Manufacturing adapts

Prior to the crisis, the government was working to expand Kenya’s manufacturing capabilities, particularly in the field of medical supplies.

These efforts have been stepped up in recent weeks, with many local manufacturers converting their operations.

“Where possible, companies are exploring ways to adapt existing manufacturing capacity towards medical supplies – anything from masks to simple ventilators – and other essentials, which were not viable for local production prior to Covid-19,” Carole Karuga, CEO of Kenya Private Sector Alliance, told OBG.

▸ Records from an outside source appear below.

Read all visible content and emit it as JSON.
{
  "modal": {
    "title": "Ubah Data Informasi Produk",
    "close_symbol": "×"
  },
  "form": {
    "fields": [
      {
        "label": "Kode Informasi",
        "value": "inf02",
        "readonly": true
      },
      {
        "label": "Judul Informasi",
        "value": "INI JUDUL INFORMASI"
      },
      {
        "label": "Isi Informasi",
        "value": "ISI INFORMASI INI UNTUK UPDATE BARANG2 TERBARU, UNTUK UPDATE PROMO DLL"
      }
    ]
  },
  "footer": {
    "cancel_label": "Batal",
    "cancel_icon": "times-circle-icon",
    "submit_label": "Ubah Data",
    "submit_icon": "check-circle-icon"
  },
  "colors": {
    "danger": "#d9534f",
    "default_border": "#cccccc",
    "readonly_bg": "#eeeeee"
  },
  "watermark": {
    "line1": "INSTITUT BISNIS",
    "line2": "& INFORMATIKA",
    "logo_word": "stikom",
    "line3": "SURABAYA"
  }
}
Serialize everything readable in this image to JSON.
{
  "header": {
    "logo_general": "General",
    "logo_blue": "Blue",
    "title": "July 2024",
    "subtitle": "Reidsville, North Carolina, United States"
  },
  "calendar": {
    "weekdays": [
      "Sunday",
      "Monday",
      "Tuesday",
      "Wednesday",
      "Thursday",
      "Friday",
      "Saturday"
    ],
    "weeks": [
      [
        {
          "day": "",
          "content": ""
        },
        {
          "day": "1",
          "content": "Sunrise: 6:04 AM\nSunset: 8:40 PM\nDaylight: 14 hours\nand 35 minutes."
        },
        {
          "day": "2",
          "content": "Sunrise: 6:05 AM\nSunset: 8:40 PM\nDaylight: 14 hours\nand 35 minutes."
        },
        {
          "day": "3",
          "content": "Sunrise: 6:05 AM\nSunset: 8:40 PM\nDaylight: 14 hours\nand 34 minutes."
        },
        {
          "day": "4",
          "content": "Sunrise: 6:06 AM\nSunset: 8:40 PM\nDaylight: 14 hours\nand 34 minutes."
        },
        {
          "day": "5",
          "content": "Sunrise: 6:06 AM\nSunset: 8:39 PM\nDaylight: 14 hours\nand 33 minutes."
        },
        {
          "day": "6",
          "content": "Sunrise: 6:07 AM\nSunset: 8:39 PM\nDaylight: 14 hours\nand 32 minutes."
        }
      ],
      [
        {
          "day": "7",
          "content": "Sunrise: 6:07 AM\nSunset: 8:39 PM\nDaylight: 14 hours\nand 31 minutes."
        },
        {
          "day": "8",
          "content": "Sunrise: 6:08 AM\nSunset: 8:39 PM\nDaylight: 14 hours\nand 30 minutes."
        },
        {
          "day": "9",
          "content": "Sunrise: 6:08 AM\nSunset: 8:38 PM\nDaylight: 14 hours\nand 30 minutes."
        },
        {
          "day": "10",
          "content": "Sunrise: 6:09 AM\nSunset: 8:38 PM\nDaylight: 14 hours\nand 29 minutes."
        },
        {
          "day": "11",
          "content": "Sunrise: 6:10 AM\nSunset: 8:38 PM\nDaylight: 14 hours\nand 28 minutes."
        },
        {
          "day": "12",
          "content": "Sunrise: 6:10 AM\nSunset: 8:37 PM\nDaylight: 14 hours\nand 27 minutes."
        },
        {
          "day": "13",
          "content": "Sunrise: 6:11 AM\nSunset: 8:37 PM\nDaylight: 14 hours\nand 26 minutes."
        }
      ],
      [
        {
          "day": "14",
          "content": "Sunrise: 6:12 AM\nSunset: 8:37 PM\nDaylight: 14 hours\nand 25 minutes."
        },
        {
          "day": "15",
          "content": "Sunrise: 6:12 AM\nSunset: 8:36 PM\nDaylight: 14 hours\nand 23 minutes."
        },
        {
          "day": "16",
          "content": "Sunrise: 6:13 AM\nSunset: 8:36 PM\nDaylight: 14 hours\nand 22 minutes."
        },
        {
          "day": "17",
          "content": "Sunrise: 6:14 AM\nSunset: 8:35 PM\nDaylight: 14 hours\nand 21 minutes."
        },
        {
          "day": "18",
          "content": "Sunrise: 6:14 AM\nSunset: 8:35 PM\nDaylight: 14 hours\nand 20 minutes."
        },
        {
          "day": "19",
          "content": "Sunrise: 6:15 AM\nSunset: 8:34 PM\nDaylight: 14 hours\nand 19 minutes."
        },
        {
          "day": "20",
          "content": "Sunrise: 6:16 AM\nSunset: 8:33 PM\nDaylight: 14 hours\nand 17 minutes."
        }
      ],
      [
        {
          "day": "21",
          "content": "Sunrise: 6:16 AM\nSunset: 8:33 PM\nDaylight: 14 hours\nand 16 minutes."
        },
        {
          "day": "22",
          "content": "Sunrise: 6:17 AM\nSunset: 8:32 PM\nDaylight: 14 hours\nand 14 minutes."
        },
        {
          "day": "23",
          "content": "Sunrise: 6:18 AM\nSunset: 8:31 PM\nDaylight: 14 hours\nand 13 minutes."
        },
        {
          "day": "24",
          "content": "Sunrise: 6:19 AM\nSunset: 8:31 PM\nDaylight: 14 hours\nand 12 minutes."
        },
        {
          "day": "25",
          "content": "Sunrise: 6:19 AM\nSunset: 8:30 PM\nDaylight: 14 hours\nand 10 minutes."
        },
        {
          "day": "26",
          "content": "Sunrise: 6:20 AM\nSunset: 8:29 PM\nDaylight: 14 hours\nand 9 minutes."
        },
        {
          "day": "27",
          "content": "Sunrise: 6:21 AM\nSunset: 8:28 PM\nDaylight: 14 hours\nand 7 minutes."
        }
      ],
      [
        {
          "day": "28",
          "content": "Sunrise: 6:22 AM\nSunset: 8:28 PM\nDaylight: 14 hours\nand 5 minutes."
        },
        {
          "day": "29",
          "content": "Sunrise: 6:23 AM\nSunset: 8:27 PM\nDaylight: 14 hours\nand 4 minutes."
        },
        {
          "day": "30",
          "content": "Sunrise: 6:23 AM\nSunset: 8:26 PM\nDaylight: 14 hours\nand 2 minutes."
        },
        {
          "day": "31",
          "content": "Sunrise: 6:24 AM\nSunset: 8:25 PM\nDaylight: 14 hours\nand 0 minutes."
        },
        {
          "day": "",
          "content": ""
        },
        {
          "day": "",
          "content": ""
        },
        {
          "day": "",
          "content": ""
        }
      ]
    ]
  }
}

An example of this is the newly formed partnership between Haco Industries, a fast-moving consumer goods producer, and East African Breweries. Together, the companies have begun producing hand sanitisers for free distribution.

Elsewhere, the Kenya Medical Research Institute (KEMRI) has started manufacturing Covid-19 rapid testing kits to aid state assessment facilities. Before the pandemic, KEMRI had produced hand sanitisers, diagnostic testing kits, and other products for the region as required, but the outbreak has necessitated a switch.  

Digital solutions are also helping the manufacturing sector respond to the crisis.

In mid-March the Kenya Association of Manufacturers launched a digital directory for locally manufactured goods to help customers shop online. MSMEs can use the portal to directly contact local suppliers to source raw materials and intermediate goods, with payment possible via cashless platforms.

Going forward, this new capacity provides solid foundations for growth, although business leaders caution that production volumes must be sustainable in the aftermath of Covid-19.

“In the long term, we are evaluating measures to prevent a ‘rebound effect’. This new local manufacturing capacity must be maintained once the global supply chain returns to stability,” Karuga told OBG.

Digital leader

Kenya was already a regional leader in digital innovation prior to Covid-19, particularly in the field of mobile money, which is proving to be useful in limiting the spread of the virus globally.

The value of mobile money transactions in Kenya has expanded rapidly over the past decade, from KSh166.6bn ($1.6bn) in 2008 to KSh4.4trn ($41.3bn) last year. This has been led by the growth of Safaricom-owned M-Pesa, which is the most popular mobile money service in East Africa and allows users to send money, pay bills and apply for loans via SMS . 

Following a meeting with the CBK, Safaricom announced on March 17 that all person-to-person transactions under KSh1000 ($9.38) would be free for 90 days, in effort to maintain mobile money flows during this period of economic disruption. In addition, it increased the daily transaction limit for MSMEs from KSh70,000 ($657) to KSh150,000 ($1400).

In similar moves, courier firms have been partnering with supermarkets and restaurants to offer free or low-cost home delivery options to support social distancing. 

Parallel to this, the e-commerce sector has also experienced an increase in activity, as many Kenyans have shifted to online shopping to avoid visiting stores. For example, local platform GoBeba reported that its gross merchandise value tripled in the three weeks following the first reported Covid-19 case in Kenya, driven by sales of household essentials.

Regulatory catch-up

Elsewhere, following the government’s encouragement for companies to adopt work-from-home procedures where possible, a recent survey by human resources consulting firm, Corporate Staffing Services, found that three-quarters were considering implementing permanent work-from-home procedures after the pandemic. 

The significant changes in the operating environment caused by Covid19 are forcing businesses across all sectors into a digital reorientation. As new technologies and working practices are adopted, legislation will likely have to follow suit.

“The 2007 Employment Act lacks provisions for emergency or epidemic situations, so it is currently impractical and expensive to vary contracts and to terminate or suspend employment,” Christine Oseko, managing partner at Oseko & Ouma LLP, told OBG.

“Therefore, the cabinet secretary and legislators have the important task of issuing guidelines and amendments to help businesses adapt, now and in the future.”